* **Exercise instructions**: I need the lines from the one holding "Transcribe this image's" to the last line of the data below repeated exactly, both included, without pictures.
Extracted information below:
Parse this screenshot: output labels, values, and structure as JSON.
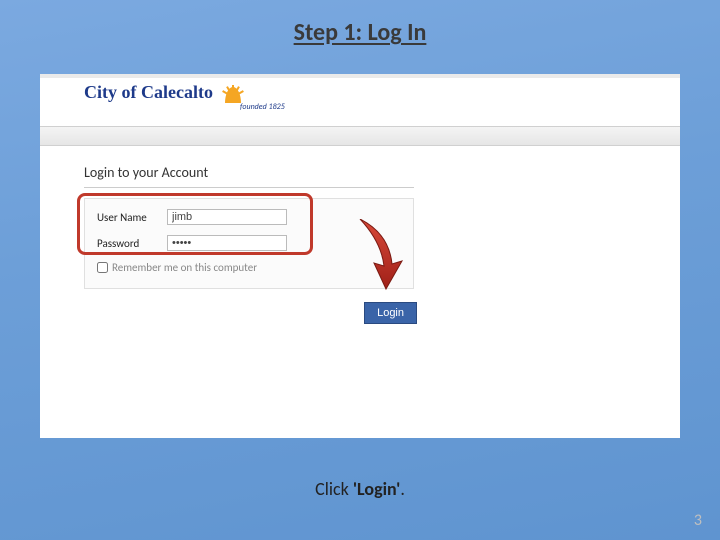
{
  "slide": {
    "title": "Step 1: Log In",
    "caption_prefix": "Click ",
    "caption_bold": "'Login'",
    "caption_suffix": ".",
    "page_number": "3"
  },
  "brand": {
    "name": "City of Calecalto",
    "founded": "founded 1825"
  },
  "login": {
    "panel_heading": "Login to your Account",
    "username_label": "User Name",
    "username_value": "jimb",
    "password_label": "Password",
    "password_value": "•••••",
    "remember_label": "Remember me on this computer",
    "login_button": "Login"
  }
}
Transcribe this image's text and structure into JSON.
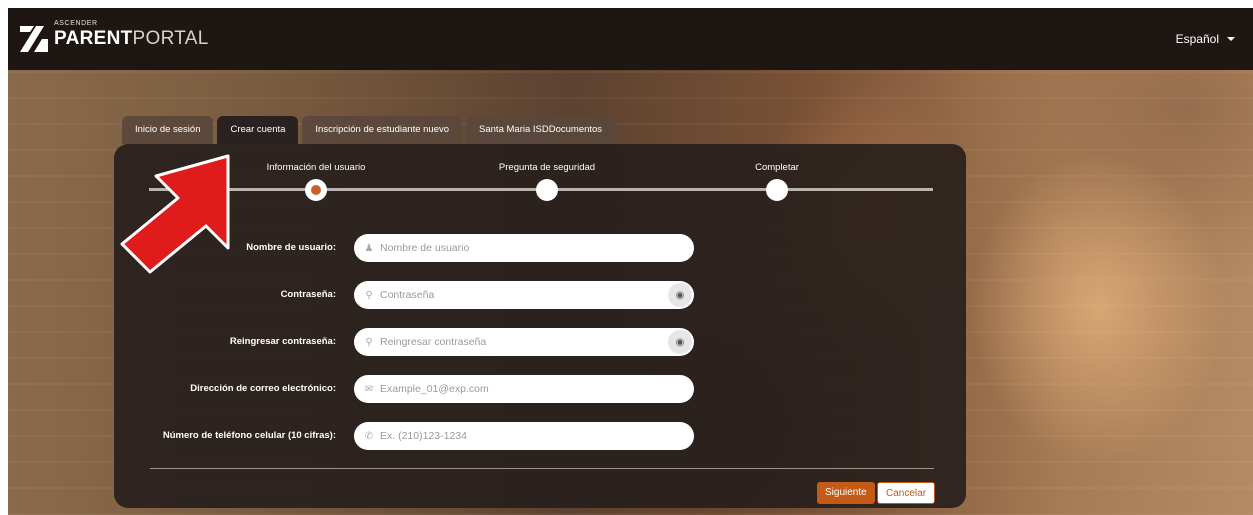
{
  "header": {
    "logo_small": "ASCENDER",
    "logo_bold": "PARENT",
    "logo_light": "PORTAL",
    "language": "Español"
  },
  "tabs": [
    {
      "label": "Inicio de sesión",
      "active": false
    },
    {
      "label": "Crear cuenta",
      "active": true
    },
    {
      "label": "Inscripción de estudiante nuevo",
      "active": false
    },
    {
      "label": "Santa Maria ISDDocumentos",
      "active": false
    }
  ],
  "steps": [
    {
      "label": "Información del usuario",
      "current": true
    },
    {
      "label": "Pregunta de seguridad",
      "current": false
    },
    {
      "label": "Completar",
      "current": false
    }
  ],
  "form": {
    "username": {
      "label": "Nombre de usuario:",
      "placeholder": "Nombre de usuario",
      "value": "",
      "icon": "user-icon"
    },
    "password": {
      "label": "Contraseña:",
      "placeholder": "Contraseña",
      "value": "",
      "icon": "key-icon"
    },
    "password_confirm": {
      "label": "Reingresar contraseña:",
      "placeholder": "Reingresar contraseña",
      "value": "",
      "icon": "key-icon"
    },
    "email": {
      "label": "Dirección de correo electrónico:",
      "placeholder": "Example_01@exp.com",
      "value": "",
      "icon": "envelope-icon"
    },
    "phone": {
      "label": "Número de teléfono celular (10 cifras):",
      "placeholder": "Ex. (210)123-1234",
      "value": "",
      "icon": "phone-icon"
    }
  },
  "buttons": {
    "next": "Siguiente",
    "cancel": "Cancelar"
  },
  "colors": {
    "accent": "#c35a17",
    "header_bg": "#1d1612",
    "panel_bg": "#261e1c",
    "arrow": "#e01b1b"
  }
}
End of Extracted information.
* **Your solution**:
Transcribe this image's text and structure into JSON.
{
  "header": {
    "logo_small": "ASCENDER",
    "logo_bold": "PARENT",
    "logo_light": "PORTAL",
    "language": "Español"
  },
  "tabs": [
    {
      "label": "Inicio de sesión",
      "active": false
    },
    {
      "label": "Crear cuenta",
      "active": true
    },
    {
      "label": "Inscripción de estudiante nuevo",
      "active": false
    },
    {
      "label": "Santa Maria ISDDocumentos",
      "active": false
    }
  ],
  "steps": [
    {
      "label": "Información del usuario",
      "current": true
    },
    {
      "label": "Pregunta de seguridad",
      "current": false
    },
    {
      "label": "Completar",
      "current": false
    }
  ],
  "form": {
    "username": {
      "label": "Nombre de usuario:",
      "placeholder": "Nombre de usuario",
      "value": "",
      "icon": "user-icon"
    },
    "password": {
      "label": "Contraseña:",
      "placeholder": "Contraseña",
      "value": "",
      "icon": "key-icon"
    },
    "password_confirm": {
      "label": "Reingresar contraseña:",
      "placeholder": "Reingresar contraseña",
      "value": "",
      "icon": "key-icon"
    },
    "email": {
      "label": "Dirección de correo electrónico:",
      "placeholder": "Example_01@exp.com",
      "value": "",
      "icon": "envelope-icon"
    },
    "phone": {
      "label": "Número de teléfono celular (10 cifras):",
      "placeholder": "Ex. (210)123-1234",
      "value": "",
      "icon": "phone-icon"
    }
  },
  "buttons": {
    "next": "Siguiente",
    "cancel": "Cancelar"
  },
  "colors": {
    "accent": "#c35a17",
    "header_bg": "#1d1612",
    "panel_bg": "#261e1c",
    "arrow": "#e01b1b"
  }
}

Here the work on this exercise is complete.